Correct me if I am wrong; but didn’t our ancestors fight a revolutionary war over the issue of taxation without representation some 250 years or so ago? So, tell me: how many of you feel that you are adequately represented in our federal government or any other level of government, for that matter? My guess is that, with few exceptions, you do not feel that the people elected to represent you in government are looking out for your best interest. They often claim they voted for some bill because it is for your own good; but what they really mean is that it gives them more power over your life. The elected and unelected people in charge of our governments believe to their very core that for every single problem in life there is or should be a law or policy to fix the problem.
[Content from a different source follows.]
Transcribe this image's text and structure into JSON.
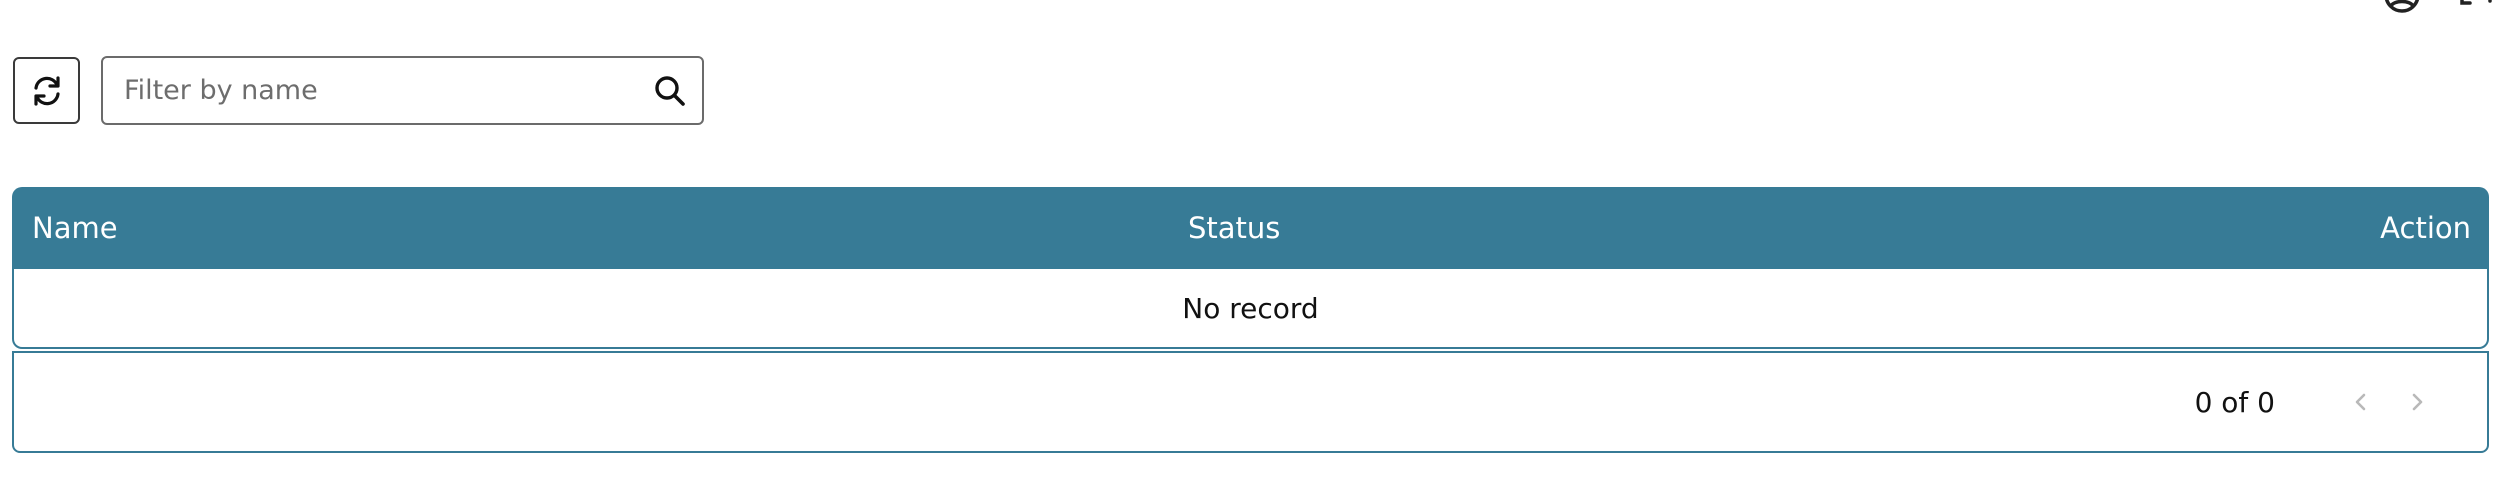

And, in almost every case, the new law or policy creates more problems than it solves and, therefore, they have to write more laws and create new policies. In my opinion, these so-called “unintended consequences” are not always unintended.
While making my rounds of cyber space this weekend, I came across two articles that are good examples of our elected and unelected “betters” acting against our collective interest. By coincidence, both articles relate to the issue of our government’s “open borders” policy and the untold millions of people who are in our country illegally. And, these article are timely because our boys and girls in Washington are current debating the highly divisive issue of Amnesty for those untold millions of illegal immigrants. The Amnesty bill is, of course being pushed by the Democrats; some of whom are masquerading as Republicans. (Note to GOP: You really ought to get the Democrats out of your party.)
The first story that caught my eye was a post by Maggie at Maggie’s Notebook:
Twenty years ago, Maritha Nelson swam across the Rio Grande to enter the U.S. illegally, apparently sans children, put down roots and gave birth to seven. No father or fathers or a job are mentioned in this story. Today she lives in Florida. America has been feeding her and her children for 20 years, and providing all necessities. I first heard the word “navigator” in ObamaCare legislation – those people who are hired to teach others how to game the system. In this video,you’ll see privately-funded “navigators” showing people like Maritha how to get every penny possible from taxpayers. Who pays the “navigators?” ACORN undercover? George Soros? Planned Parenthood? An entity the Department of Health and Human Services secretly pays to extort us? NBC?
Okay. The video Maggie links says these navigators are privately funded. Well, here’s a question for you. How many of you would be willing to bet a month’s income that none of that “private funding” is coming from government grants? Me neither!
The second item that caught my eye is defiantly our government at work I suggest that before you continue reading that you take a deep breath and count to ten.
There was a flood of asylum requests at a border crossing near San Diego last week. About 200 Mexican citizens appeared at the crossing claiming they had a “credible fear” of the drug cartels.
With those magic words, they were allowed in – with open arms.
A loophole is allowing hundreds of immigrants across the Mexico border in to the United States.
Immigrants are being taught to use “key words and phrases” to be allowed to enter and stay in the country.
Just this past Monday, Border Patrol agents say about 200 people came through the Otay Crossing claiming a quote: “credible fear” of the drug cartels.
Isn’t that great? We have a very serious problem with illegal immigrants in this country so let/s fix it by giving them asylum and then they won’t be here illegally.
Tell me again why our ancestors fought the Revolutionary War?
Well, that’s what I’m thinking. What are your thoughts?
Tomorrow”s post promises to be very interesting and not necessarily because any words I will write. You may recall that ten days ago I wrote a post in which I said that Islam is not a religion but a cult of sociopaths. It was a harsh post but it expressed how I feel about Islam. This weekend I received a comment on that post from someone who identified herself as an American, a moderate Muslim, and who has lived the last three years in Egypt. The comment was exceptionally civil considering what I had said. I wa duly impressed. So, I contacted her by e-mail and suggested that instead replying to her comment on an older post that no one else was likely to see that I would do a new post on Tuesday (tomorrow), in which I would reproduce her comment and then give my reply. I suggested to her that it would be great if she and some of her like-minded friends would come by tomorrow and participate in a dialog with you and I. Well, she has agreed! So, please make a point of coming by tomorrow for a unique opportunity to ask these moderate Muslim any question you might have and/or to challenge their comments. Hopefully we can all learn something from this exchange. But, for it to work, it will need your participation.